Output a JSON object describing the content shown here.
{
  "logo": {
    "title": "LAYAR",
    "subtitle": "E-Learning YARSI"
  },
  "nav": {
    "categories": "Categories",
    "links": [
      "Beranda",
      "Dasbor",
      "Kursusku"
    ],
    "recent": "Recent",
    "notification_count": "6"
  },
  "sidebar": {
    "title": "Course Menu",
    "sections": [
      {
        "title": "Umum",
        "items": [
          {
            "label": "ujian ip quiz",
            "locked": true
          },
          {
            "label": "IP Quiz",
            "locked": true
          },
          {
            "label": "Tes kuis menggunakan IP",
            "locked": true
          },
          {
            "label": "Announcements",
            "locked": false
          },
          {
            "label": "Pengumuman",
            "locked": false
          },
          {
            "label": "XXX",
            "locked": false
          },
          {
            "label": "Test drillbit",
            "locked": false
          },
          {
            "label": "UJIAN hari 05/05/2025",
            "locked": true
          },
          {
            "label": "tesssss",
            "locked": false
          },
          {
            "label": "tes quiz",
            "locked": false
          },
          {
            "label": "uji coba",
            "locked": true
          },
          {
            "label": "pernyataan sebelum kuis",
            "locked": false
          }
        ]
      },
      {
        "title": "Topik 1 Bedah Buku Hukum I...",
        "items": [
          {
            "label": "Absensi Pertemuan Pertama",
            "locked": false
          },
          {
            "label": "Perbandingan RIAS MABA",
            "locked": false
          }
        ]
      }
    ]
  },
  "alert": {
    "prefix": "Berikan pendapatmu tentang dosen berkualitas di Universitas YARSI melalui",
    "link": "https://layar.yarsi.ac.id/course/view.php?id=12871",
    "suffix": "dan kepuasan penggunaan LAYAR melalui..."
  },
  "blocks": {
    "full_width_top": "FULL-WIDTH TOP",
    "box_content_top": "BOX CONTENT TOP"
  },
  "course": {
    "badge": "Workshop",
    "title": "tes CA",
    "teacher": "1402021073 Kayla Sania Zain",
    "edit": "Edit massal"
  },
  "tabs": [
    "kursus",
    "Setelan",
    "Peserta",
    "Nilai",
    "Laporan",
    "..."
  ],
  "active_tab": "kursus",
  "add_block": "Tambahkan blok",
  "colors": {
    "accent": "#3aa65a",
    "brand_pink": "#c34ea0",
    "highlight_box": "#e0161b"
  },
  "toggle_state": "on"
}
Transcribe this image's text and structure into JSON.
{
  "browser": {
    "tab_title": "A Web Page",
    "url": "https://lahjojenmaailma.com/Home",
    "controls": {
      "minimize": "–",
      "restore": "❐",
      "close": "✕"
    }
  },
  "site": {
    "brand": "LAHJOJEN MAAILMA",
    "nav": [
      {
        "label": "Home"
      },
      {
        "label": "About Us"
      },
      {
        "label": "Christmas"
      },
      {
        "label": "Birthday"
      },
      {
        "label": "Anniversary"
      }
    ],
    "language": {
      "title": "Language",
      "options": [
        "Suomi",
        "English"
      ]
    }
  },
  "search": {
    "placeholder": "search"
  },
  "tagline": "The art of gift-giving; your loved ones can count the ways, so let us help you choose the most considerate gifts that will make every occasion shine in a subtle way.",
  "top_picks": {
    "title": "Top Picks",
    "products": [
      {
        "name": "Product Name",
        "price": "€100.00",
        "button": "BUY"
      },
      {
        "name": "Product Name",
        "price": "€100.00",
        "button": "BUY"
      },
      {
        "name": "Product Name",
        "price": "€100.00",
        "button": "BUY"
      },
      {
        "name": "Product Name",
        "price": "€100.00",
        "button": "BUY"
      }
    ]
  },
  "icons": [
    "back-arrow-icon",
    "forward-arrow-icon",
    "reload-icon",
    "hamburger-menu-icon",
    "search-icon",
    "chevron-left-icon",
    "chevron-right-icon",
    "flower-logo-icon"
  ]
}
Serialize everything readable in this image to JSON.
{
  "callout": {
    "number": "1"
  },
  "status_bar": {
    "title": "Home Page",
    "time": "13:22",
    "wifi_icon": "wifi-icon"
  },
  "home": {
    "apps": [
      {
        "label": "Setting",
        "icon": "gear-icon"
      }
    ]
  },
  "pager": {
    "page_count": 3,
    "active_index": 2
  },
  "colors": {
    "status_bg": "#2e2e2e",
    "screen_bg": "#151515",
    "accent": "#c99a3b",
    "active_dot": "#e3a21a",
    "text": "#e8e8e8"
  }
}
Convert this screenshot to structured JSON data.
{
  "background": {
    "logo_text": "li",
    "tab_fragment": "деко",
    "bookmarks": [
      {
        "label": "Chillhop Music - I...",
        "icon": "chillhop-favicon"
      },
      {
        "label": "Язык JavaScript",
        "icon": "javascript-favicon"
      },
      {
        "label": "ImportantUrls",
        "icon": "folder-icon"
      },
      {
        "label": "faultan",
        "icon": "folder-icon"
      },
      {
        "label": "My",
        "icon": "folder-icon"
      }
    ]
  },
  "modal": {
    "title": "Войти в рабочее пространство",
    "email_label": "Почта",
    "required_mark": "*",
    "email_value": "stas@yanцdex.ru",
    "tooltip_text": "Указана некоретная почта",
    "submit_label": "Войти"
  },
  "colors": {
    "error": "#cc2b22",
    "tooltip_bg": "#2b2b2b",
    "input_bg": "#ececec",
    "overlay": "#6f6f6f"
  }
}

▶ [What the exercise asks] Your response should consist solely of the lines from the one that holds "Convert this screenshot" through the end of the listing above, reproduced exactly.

▶ [Response]
Convert this screenshot to structured JSON data.
{
  "background": {
    "logo_text": "li",
    "tab_fragment": "деко",
    "bookmarks": [
      {
        "label": "Chillhop Music - I...",
        "icon": "chillhop-favicon"
      },
      {
        "label": "Язык JavaScript",
        "icon": "javascript-favicon"
      },
      {
        "label": "ImportantUrls",
        "icon": "folder-icon"
      },
      {
        "label": "faultan",
        "icon": "folder-icon"
      },
      {
        "label": "My",
        "icon": "folder-icon"
      }
    ]
  },
  "modal": {
    "title": "Войти в рабочее пространство",
    "email_label": "Почта",
    "required_mark": "*",
    "email_value": "stas@yanцdex.ru",
    "tooltip_text": "Указана некоретная почта",
    "submit_label": "Войти"
  },
  "colors": {
    "error": "#cc2b22",
    "tooltip_bg": "#2b2b2b",
    "input_bg": "#ececec",
    "overlay": "#6f6f6f"
  }
}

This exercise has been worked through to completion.